The transfers table documents every change in a patient’s location during their hospital admission, including exact bed assignments and timestamp data. A new table df can be created by performing a left join between transfers and med_service_only. In the resulting table, rows pertaining to the population of interest (i.e. medicine patients who incurred a MICU stay at some point during their admission) will have data corresponding to both the left (transfers) and right (med_service_only) tables. Rows pertaining to all other patients will only have data from the transfers table. We further subdivide this table into inboarders (which contains rows pertaining to non-MICU patients occupying beds in the MICU) and df5 (which contains rows pertaining to our population of interest).
Looping through each row in df5, we identify rows in inboarders that represent a MICU bed occupied by a non-MICU patient at the time a MICU patient began their ICU stay. We also determine whether the new MICU patient was assigned a bed outside the geographic confines of the MICU, in which case they were classified as a boarder. Lastly, a count of the total number of patients being cared for by the MICU team is generated and added to each row of df5. These variables allow for calculation of the number of remaining MICU beds through the formula:
$$ Remaining\;Beds = (MICU\;Capacity - No.\;of\;Inboarders) - (Team\;Census - No.\;of\;Boarders) $$
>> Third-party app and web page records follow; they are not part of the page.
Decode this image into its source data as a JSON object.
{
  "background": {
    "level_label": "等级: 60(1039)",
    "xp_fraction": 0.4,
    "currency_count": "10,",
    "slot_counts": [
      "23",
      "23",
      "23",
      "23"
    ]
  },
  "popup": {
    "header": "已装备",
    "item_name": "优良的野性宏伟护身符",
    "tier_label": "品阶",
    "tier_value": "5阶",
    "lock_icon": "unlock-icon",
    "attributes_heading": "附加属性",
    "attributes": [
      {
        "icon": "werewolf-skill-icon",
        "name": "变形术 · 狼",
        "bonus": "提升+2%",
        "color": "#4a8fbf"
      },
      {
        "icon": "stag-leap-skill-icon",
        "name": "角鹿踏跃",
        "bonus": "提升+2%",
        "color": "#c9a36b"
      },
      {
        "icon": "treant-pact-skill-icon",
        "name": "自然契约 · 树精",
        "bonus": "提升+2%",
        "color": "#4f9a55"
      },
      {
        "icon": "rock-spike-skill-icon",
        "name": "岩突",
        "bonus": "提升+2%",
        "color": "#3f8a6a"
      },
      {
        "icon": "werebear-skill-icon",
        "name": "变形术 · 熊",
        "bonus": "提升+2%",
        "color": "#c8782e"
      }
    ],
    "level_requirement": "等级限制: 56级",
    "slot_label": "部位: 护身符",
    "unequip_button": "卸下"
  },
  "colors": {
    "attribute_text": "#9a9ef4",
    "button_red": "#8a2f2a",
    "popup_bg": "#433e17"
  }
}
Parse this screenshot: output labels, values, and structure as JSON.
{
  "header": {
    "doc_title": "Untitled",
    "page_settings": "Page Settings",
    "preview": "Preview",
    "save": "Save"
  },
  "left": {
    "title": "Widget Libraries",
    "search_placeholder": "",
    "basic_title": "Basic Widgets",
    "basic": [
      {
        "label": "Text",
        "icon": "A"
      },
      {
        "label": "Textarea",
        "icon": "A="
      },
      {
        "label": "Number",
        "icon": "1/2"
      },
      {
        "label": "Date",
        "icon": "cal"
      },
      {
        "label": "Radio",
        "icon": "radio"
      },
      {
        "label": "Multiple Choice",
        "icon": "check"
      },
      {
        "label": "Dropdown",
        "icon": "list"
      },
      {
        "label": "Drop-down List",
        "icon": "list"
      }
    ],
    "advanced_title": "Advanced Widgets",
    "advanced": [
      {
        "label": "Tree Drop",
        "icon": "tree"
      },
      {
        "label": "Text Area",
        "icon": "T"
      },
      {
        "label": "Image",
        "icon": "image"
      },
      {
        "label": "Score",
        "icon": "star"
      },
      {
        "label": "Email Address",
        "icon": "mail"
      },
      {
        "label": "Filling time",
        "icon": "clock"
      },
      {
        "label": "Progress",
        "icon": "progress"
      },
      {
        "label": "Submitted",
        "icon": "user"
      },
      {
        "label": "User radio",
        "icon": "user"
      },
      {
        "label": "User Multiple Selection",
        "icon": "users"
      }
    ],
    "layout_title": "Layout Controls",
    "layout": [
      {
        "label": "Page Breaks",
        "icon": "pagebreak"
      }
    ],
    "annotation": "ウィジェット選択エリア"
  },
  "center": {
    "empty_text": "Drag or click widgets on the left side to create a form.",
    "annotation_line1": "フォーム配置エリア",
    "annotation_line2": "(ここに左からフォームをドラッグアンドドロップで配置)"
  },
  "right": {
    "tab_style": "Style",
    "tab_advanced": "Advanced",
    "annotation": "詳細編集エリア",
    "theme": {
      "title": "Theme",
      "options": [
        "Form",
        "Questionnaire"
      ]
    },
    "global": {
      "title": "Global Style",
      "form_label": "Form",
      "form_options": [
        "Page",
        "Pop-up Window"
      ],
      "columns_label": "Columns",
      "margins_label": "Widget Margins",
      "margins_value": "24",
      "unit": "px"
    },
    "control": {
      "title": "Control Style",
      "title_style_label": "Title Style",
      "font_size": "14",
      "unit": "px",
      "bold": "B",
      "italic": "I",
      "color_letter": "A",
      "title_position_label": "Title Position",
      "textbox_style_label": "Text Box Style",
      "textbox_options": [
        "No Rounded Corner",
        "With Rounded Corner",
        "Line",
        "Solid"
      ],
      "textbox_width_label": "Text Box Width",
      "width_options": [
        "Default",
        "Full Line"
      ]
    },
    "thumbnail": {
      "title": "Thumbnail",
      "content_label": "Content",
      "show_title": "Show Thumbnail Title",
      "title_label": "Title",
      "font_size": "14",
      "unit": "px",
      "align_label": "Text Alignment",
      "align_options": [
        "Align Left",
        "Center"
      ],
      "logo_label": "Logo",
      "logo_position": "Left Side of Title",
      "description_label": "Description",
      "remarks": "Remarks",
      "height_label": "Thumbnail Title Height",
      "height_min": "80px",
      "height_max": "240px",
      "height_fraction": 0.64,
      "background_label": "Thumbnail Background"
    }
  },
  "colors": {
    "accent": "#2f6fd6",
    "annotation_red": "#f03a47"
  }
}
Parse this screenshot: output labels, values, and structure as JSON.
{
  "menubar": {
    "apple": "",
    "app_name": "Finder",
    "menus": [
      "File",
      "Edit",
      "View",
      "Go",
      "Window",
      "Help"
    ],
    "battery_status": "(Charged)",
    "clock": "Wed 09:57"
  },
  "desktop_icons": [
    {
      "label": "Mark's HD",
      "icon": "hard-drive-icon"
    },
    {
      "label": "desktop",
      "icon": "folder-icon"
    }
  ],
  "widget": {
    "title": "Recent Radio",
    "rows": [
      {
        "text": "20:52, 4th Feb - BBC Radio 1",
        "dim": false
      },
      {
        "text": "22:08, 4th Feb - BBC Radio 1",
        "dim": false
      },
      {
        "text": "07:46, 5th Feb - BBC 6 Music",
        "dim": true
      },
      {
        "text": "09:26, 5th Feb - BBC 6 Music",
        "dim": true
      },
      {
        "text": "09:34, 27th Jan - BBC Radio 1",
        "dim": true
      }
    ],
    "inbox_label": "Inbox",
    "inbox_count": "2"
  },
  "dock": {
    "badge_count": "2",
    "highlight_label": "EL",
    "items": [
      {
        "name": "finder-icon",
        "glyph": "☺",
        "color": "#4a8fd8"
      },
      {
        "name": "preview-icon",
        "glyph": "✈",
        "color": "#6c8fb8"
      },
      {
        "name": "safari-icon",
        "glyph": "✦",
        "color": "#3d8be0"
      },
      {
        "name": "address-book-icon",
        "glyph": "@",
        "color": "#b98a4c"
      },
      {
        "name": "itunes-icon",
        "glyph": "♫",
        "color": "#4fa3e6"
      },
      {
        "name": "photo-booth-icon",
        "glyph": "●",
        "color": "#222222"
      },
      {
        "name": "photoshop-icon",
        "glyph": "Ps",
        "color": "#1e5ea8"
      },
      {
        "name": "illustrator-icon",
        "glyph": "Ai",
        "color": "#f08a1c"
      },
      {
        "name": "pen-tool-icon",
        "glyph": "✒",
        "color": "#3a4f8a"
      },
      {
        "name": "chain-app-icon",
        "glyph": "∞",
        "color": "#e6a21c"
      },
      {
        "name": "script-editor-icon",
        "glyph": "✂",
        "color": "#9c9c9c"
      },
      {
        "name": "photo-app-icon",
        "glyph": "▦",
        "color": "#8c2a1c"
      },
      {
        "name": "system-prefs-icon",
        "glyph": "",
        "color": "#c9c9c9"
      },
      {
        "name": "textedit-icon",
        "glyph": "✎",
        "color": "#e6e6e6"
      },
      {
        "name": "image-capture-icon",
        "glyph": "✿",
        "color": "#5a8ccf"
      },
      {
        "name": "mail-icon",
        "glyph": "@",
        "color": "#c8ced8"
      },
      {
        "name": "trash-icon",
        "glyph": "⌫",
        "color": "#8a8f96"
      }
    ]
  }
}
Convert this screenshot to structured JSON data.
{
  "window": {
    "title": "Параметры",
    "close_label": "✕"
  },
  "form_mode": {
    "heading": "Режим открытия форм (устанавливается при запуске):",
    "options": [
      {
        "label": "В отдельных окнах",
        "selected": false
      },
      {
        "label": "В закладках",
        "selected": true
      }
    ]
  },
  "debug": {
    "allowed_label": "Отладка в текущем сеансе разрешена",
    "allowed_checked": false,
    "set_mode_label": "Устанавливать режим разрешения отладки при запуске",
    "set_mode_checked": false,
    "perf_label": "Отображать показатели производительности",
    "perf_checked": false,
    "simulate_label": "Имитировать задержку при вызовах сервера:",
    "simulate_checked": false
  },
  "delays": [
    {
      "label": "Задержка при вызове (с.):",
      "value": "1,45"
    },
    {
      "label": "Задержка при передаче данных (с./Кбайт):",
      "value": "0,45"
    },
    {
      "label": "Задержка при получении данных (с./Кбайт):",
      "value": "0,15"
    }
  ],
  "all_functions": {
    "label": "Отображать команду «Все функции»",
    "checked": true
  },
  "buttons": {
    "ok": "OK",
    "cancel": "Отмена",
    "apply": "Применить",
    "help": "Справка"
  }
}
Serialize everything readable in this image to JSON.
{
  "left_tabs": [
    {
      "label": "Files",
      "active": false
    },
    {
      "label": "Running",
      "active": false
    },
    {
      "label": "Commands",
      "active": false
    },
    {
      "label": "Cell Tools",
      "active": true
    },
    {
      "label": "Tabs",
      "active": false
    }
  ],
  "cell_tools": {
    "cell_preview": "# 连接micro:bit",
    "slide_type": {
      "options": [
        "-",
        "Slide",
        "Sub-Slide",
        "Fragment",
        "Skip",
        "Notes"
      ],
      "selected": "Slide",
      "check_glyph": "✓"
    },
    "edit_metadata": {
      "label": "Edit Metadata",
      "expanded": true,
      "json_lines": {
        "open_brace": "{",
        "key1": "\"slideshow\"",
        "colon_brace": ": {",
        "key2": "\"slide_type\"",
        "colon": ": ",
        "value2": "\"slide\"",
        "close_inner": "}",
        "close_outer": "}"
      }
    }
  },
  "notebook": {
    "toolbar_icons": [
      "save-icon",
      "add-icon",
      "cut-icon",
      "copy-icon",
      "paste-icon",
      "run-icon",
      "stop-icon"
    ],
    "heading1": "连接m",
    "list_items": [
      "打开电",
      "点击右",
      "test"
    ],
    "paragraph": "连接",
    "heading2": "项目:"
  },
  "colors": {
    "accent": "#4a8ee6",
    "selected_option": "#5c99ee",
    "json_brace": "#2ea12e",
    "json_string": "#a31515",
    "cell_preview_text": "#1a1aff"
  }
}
Death during ICU stay was determined a priori to be our primary outcome of interest. We identified a number of instances in the dataset where death occurred within minutes or hours of discharge from the ICU. This was most likely due to combination of expected deaths (subjects transitioned to comfort-focused care who were transferred out of the ICU shortly prior to death), unexpected deaths, and minor time discrepancies inherent to large datasets that include administrative details. Prior to data analysis it was decided that our preferred definition of death during ICU stay would include those within 24 h of leaving the ICU.